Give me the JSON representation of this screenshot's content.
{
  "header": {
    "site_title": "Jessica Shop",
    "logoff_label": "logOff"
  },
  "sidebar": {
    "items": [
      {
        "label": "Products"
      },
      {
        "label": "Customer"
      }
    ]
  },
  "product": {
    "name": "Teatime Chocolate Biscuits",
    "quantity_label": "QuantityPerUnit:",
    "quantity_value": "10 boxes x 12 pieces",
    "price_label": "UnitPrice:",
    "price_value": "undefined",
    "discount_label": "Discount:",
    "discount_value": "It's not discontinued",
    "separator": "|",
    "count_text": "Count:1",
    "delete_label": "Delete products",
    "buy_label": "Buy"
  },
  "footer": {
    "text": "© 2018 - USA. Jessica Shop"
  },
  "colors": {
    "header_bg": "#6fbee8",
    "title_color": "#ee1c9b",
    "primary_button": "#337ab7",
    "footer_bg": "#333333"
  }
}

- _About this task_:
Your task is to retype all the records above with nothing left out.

- _Response for this exercise_:
Give me the JSON representation of this screenshot's content.
{
  "header": {
    "site_title": "Jessica Shop",
    "logoff_label": "logOff"
  },
  "sidebar": {
    "items": [
      {
        "label": "Products"
      },
      {
        "label": "Customer"
      }
    ]
  },
  "product": {
    "name": "Teatime Chocolate Biscuits",
    "quantity_label": "QuantityPerUnit:",
    "quantity_value": "10 boxes x 12 pieces",
    "price_label": "UnitPrice:",
    "price_value": "undefined",
    "discount_label": "Discount:",
    "discount_value": "It's not discontinued",
    "separator": "|",
    "count_text": "Count:1",
    "delete_label": "Delete products",
    "buy_label": "Buy"
  },
  "footer": {
    "text": "© 2018 - USA. Jessica Shop"
  },
  "colors": {
    "header_bg": "#6fbee8",
    "title_color": "#ee1c9b",
    "primary_button": "#337ab7",
    "footer_bg": "#333333"
  }
}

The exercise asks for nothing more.